Marion Kaye has been a carer for 20 years. During this time, many things have changed, including funding streams, support services, and now a pandemic. Even she has changed.
When Marion’s son, David was eight years old, he was diagnosed with an Acquired Brain Injury (ABI), through a ‘medical negligence’ experience. For Marion, this meant that the son she had known was gone, and she had to adjust as her new role of carer, as well as mum.
She says during the last 20 years, it would be fair to say that it hasn’t been all ‘rosy and joyous’. It has been hard work.
“The situation we have been through, it has been an unusual one, because it happened at a time when ABI was not acknowledged, and there was no support around.
“Villa Maria (as VMCH were known at the time) was the only one who would accept a carer for someone with ABI. They were my life saver.”
Over the past 20 years Marion has been involved with the Carer Support program, coordinated through VMCH. Through this, she has had the opportunity to meet other carers, and have some time out to pursue activities and events to give her a break.
While David’s intellect has not been impacted, he requires a wheelchair most of the time, and has difficulty with fine motor skills and speech. David has managed his own care through the NDIS since he was 18, but he needs assistance from carers for everyday tasks.
“I’m not trying to play it down, we’re doing very well, but it’s been a long hard road,” says Marion.
“Carers have a lot more support now, thank goodness. In the beginning, I was lucky I was proactive, and found help, but it’s a lot more accessible now.”
In more recent years Marion’s caring role took a turn, as she also became carer for her parents. They relocated from their retirement village 17 years earlier to come and help Marion and her family. Now, they are nearly 92 years old, and they have their own health issues, including Alzheimer’s Disease.

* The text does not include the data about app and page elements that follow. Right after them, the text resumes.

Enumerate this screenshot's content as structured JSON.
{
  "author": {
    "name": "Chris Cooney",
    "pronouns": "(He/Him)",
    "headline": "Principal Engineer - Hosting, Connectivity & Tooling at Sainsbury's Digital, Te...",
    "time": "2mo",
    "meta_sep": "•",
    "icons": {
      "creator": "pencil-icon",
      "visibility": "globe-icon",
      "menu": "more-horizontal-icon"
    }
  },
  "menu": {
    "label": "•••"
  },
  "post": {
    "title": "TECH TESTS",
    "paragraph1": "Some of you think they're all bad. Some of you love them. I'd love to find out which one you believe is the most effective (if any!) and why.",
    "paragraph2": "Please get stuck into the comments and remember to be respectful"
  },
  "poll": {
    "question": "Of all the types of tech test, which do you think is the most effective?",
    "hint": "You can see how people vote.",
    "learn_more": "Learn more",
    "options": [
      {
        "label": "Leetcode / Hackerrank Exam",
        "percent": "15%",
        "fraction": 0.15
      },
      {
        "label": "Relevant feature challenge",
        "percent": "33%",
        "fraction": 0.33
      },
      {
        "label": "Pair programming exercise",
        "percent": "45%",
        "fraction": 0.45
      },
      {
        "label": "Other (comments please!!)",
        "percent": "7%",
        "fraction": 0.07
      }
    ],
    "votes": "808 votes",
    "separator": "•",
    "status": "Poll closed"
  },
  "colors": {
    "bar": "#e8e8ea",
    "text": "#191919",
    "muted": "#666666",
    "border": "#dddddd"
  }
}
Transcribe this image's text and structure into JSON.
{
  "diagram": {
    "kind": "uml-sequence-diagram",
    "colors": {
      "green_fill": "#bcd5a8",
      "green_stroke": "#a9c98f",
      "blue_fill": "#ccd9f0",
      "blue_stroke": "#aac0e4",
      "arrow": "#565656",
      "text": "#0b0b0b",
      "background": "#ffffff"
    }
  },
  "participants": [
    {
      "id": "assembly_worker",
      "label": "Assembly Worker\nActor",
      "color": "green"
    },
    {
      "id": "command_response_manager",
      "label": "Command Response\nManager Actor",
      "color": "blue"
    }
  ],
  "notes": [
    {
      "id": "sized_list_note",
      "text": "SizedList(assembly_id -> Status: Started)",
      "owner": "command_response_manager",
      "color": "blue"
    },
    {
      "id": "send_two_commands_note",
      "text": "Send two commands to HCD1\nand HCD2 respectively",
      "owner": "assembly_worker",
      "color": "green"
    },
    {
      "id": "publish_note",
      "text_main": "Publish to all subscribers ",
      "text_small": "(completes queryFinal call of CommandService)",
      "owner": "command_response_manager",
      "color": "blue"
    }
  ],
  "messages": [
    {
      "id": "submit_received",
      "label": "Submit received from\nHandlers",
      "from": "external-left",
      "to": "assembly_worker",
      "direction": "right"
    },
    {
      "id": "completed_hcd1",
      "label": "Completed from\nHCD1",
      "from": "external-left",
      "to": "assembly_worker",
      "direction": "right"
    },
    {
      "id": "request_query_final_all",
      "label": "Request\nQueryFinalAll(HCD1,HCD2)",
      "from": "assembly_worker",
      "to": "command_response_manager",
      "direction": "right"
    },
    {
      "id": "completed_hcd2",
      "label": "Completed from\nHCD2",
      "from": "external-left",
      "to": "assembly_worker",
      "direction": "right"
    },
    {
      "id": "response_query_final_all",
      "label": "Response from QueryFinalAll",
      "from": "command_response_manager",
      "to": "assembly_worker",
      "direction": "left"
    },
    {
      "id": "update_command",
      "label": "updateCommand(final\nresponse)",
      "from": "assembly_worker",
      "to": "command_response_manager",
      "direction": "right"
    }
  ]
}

“In the last 5 years, our roles have reversed. Luckily, we have been able to access some emergency Level 3 funding through their Home Care Package, for some additional support. VMCH have been a great help with getting what we needed for mum and dad.”
Despite the supports in place, Marion came to realise that the responsibility she was shouldering was taking a toll. Dealing with depression, post-traumatic stress disorder and anxiety, Marion now speaks with a psychologist once a month to keep her mental health in check.
“I had to realise that as a carer I was burnt out and I needed help, and support. My carer role has not been easy. I have really had to come to terms with the fact that I need to look after my own wellbeing. I have to be selfish and be really aware of me.”
Through Marion’s time with the Carer Support program, she became an art therapist, supporting carers for nine years. This also provided an opportunity to look at herself in a different way.
“It’s made me grow, within myself, in lots of ways. So this had the benefit for helping others and myself at the same time.
“It’s quite isolating as a carer, but I have made some good friends through this carer role. We catch up when we can (except at the moment, due to the pandemic), and usually we do an art and craft day once a month. We’ve known each other for a long time, so it’s been a long friendship that’s been built up.”
“[Being a carer] was all thrown at me, there’s been grief, mental health issues, and it is ongoing because I have my son every day.
“You just don’t know what’s around the corner. We don’t plan any more, we just do it. Caring has given me a lot, but it’s also been a long hard road, and that’s for all the people out there.
“This happened out of the blue and changed our life totally. We make the most of every day and if we want to do something, we do it.
“Just make the most of what you’ve got now. Don’t leave your plans for tomorrow. If you want to do something, just do it.”
Click here to find out more about our Carer Support program or call 1300 971 720.